At the moment of his violent awakening, the hero exists and conceives of a world “beyond good and evil”, beyond anything which enslaves the man either covertly or visibly in the sordid and dominating cluster of urban society. He must and he wants to live freely, immorally, violently, “self-destructively” - according to the bourgeoisie - away from the constitution of urban "democracy", legality and hypocrisy, away from the supposed kindness of his fellowmen, the structures of "liberal" society.

He knows that he cannot take himself out of society; hence he lives ostracised on the fringes of society. Henceforth he lives in order to destroy this society and replace it with a new one in which his place will be in the centre and not on the fringe .The members of Fight Club achieve great things in their own unique way, a poetic and ecstatic way of violence, self-organisation, self-determination of body and soul. They declare war on a world that has already declared war on human nature.
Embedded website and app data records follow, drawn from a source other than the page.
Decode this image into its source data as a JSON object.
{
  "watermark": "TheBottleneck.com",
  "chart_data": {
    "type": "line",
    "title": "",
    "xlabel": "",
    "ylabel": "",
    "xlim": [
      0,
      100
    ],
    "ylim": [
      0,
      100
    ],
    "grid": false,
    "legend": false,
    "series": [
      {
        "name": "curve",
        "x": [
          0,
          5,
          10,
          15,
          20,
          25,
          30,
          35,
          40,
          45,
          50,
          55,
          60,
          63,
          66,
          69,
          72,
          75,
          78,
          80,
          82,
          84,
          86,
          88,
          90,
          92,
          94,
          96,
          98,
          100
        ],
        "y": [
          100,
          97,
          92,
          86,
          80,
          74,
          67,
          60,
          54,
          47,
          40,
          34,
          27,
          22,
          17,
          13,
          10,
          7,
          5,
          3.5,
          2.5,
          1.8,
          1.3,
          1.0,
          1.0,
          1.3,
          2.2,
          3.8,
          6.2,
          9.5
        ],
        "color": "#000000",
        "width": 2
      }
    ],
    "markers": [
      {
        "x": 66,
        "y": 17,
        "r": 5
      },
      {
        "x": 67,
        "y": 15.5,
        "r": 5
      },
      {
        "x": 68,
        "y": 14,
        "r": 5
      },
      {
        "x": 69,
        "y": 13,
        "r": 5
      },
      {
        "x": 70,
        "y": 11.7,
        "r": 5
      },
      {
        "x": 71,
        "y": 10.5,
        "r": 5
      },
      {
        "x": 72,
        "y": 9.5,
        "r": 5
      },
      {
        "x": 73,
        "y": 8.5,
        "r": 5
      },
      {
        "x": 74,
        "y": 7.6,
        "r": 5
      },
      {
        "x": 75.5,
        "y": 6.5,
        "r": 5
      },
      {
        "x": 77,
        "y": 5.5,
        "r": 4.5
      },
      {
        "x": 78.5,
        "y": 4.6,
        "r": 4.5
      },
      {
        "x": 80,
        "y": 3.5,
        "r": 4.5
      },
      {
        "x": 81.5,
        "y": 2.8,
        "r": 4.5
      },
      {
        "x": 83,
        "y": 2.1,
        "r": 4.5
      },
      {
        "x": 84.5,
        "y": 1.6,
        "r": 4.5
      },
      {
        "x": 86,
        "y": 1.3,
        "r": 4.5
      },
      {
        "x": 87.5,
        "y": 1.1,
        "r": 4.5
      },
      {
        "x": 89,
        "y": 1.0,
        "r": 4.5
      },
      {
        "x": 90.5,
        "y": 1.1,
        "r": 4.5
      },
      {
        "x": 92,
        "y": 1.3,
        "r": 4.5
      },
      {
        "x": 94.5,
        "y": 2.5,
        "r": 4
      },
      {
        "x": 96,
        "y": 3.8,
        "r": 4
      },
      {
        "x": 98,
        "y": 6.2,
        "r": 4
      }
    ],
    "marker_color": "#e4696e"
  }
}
Their anti-sociality keeps pace with one deeply-developing communalism which is based upon the companionship and solidarity between all those who share the same hate and passion, the same distress and the same degree of disgust for the social environment and urban structures, the state and legality, the unadventurous life of the bourgeoisie.

In the world of Fight Club, the significance of the citizen does not exist upon the formal criteria of urban democracy, or, in order to be more precise, in Fight Club the citizen exists as such to the extent that he fights and he fights with any means, legal or illegal. The active man is not the one who votes and reads his newspaper to be informed as a means of shaping opinion and crisis. The active social subject reacts to "legal" processes of state and society, and its urban nature is considered and defined as negative by the members of Fight Club; consciously or unprincipled, organised or spasmodic, individual or bodily. In the society of consumption and of the death of ideologies, in the global-village of utmost seediness and the extermination of personality, where the "mediocre”, the "vile", the "celebrity" and the career reign, the men of Fight Club aspire through a "drawing CHAOS" to restore the order of the imperishable and eternal value of violence.

Therefore the terrorism upon which they embark characterises with its growth the degeneration of traditional forms of power (democratic or dictatorial). In the core of a society that lives only for comfort and safety, Fight Club testifies also that man is the only being in the world that dies and kills, inter alia reason, for ideas …

By Achilles Kritikos,
editor of the Greek national-anarchist magazine